─── Excerpted data ───
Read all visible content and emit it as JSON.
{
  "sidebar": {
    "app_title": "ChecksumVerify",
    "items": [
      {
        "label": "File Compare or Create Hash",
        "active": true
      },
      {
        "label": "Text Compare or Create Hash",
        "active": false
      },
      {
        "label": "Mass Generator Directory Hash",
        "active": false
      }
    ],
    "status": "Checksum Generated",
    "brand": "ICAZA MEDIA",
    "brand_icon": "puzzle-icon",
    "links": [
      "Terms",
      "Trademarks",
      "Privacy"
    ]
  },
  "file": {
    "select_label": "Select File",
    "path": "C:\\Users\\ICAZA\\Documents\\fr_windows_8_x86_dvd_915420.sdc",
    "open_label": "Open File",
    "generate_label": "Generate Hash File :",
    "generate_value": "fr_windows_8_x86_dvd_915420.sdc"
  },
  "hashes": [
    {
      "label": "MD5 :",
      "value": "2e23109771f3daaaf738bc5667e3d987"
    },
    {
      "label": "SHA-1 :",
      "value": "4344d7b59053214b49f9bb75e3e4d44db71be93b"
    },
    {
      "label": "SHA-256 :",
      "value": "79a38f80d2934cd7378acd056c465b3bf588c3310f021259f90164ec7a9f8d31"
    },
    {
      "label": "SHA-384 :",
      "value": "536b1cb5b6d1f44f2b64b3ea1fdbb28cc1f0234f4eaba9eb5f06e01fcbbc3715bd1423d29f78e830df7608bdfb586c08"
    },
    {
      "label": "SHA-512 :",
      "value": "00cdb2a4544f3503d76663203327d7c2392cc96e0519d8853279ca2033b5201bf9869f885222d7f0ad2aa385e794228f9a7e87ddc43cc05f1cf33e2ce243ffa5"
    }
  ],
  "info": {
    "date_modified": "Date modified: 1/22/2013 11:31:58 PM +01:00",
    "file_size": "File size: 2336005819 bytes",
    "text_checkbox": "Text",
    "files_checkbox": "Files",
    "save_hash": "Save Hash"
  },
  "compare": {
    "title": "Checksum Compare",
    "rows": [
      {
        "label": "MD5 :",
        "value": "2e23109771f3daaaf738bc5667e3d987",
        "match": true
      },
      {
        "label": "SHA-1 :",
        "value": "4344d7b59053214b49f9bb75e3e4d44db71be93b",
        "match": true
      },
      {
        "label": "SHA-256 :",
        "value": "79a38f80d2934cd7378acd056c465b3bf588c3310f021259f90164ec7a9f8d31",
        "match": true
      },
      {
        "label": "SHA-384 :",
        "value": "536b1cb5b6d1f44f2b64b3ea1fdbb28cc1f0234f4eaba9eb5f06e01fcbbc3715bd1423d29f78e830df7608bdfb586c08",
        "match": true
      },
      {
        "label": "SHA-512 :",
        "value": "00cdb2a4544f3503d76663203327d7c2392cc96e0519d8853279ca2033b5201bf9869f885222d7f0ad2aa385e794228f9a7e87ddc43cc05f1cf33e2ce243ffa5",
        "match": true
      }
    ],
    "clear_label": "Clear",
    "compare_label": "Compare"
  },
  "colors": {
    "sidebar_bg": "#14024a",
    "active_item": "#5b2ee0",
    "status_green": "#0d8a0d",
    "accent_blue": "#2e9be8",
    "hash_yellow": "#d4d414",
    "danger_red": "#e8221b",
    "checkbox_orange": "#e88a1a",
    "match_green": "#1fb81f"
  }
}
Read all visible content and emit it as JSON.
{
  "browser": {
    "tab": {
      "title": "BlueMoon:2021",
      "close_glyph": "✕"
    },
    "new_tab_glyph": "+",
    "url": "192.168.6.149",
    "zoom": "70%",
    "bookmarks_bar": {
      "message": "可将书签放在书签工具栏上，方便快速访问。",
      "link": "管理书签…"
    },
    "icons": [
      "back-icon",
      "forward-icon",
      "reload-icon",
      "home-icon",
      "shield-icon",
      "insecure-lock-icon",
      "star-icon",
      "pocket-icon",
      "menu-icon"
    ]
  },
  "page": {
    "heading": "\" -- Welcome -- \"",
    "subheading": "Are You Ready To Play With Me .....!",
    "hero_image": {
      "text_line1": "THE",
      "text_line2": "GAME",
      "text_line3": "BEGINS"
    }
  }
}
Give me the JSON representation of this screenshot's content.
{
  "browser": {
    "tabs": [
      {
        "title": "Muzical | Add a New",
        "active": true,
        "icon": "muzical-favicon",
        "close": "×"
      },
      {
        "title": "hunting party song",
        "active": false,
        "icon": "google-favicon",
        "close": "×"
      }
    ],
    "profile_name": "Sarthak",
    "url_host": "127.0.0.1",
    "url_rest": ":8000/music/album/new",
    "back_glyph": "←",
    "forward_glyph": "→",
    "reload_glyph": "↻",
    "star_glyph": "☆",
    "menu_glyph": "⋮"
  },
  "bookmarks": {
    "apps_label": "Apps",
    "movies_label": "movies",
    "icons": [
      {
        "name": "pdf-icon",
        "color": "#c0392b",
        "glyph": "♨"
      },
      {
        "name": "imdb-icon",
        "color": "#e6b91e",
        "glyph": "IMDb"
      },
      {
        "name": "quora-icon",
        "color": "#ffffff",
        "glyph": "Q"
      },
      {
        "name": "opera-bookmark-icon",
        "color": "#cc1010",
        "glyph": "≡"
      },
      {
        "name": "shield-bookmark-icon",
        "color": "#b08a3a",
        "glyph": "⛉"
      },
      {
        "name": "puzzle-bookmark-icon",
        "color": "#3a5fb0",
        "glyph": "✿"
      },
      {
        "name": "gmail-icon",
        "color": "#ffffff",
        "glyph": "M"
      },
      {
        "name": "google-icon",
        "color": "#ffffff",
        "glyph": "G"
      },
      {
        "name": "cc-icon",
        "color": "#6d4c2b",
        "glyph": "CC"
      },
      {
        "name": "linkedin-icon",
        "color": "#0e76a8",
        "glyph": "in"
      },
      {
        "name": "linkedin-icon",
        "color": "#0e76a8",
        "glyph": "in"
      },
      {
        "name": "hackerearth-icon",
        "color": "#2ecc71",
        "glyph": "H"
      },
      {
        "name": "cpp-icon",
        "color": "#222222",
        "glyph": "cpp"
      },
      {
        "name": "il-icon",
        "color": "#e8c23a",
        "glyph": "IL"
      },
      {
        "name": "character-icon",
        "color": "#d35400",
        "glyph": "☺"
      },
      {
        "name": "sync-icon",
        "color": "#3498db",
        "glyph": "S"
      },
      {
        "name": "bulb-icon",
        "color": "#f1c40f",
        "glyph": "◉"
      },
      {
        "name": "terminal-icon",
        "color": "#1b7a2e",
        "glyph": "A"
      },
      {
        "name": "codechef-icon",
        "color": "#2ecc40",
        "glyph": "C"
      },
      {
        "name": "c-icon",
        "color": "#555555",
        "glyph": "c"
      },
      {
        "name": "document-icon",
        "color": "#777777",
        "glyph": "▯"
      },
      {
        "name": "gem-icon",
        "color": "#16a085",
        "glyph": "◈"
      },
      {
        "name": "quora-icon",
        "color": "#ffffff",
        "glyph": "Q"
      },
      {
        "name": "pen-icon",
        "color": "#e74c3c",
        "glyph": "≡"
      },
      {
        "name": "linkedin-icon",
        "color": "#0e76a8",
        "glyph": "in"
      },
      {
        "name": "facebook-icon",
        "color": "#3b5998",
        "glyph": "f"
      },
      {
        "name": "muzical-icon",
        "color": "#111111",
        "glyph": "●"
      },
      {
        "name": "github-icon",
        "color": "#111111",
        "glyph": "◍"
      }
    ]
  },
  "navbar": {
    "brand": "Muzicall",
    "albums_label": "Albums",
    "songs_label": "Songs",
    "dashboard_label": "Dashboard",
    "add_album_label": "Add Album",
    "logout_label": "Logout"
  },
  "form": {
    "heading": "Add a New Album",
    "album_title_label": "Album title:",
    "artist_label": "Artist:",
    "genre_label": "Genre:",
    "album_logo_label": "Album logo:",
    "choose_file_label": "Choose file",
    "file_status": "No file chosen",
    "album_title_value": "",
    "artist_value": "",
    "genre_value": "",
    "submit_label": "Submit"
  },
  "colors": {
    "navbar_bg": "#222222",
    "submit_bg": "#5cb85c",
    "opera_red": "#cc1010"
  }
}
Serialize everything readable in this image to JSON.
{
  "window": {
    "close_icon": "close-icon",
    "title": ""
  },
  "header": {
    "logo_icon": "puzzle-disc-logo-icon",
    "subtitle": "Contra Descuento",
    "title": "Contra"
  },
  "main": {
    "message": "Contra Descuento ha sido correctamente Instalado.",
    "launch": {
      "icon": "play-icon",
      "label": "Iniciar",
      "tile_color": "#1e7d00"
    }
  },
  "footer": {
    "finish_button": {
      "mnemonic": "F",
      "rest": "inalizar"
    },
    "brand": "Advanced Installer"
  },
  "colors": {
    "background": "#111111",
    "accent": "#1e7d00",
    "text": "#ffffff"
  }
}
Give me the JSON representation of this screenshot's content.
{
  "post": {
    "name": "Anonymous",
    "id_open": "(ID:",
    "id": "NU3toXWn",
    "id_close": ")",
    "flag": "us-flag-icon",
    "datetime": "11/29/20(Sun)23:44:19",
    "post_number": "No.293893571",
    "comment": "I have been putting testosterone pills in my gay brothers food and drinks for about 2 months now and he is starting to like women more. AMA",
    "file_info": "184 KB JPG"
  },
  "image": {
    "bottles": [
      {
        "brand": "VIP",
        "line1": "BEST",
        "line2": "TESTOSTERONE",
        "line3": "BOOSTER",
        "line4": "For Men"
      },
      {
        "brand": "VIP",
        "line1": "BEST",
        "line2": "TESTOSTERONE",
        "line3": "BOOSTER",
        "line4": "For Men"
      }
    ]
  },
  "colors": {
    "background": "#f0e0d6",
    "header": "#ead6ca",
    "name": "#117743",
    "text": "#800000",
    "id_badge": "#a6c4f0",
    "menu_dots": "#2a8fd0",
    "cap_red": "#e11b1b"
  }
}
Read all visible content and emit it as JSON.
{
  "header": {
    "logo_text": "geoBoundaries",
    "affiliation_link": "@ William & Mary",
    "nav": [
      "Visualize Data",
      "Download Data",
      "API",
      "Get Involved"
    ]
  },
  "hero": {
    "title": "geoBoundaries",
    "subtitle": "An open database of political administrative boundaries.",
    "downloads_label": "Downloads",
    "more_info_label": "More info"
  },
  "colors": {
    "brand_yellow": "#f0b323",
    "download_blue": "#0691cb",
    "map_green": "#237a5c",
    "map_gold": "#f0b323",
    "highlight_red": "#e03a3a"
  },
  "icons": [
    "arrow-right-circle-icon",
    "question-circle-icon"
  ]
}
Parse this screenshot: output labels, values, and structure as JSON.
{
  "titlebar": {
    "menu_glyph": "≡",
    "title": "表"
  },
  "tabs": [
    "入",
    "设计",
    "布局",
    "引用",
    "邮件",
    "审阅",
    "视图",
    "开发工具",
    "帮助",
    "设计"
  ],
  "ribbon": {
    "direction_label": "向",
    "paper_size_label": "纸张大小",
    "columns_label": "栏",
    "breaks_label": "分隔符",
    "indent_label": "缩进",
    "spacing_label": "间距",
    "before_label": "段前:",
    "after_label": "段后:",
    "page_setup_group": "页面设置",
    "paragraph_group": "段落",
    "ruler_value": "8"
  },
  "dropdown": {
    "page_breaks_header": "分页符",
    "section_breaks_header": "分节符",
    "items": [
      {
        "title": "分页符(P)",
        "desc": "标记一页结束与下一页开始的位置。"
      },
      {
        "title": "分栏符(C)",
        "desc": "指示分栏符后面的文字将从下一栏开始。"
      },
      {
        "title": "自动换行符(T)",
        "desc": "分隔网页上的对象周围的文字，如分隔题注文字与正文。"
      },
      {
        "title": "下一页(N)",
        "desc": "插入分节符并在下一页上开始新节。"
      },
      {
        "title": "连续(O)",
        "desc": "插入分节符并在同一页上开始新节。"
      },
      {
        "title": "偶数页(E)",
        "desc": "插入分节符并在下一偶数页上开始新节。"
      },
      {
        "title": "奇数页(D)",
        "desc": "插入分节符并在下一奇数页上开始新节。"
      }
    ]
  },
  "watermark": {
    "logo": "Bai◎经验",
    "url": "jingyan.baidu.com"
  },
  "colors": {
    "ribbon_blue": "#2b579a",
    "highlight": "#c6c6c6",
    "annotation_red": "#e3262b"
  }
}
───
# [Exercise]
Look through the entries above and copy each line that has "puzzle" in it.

# [Response to the task]
    "brand_icon": "puzzle-icon",
        "name": "puzzle-bookmark-icon",
    "logo_icon": "puzzle-disc-logo-icon",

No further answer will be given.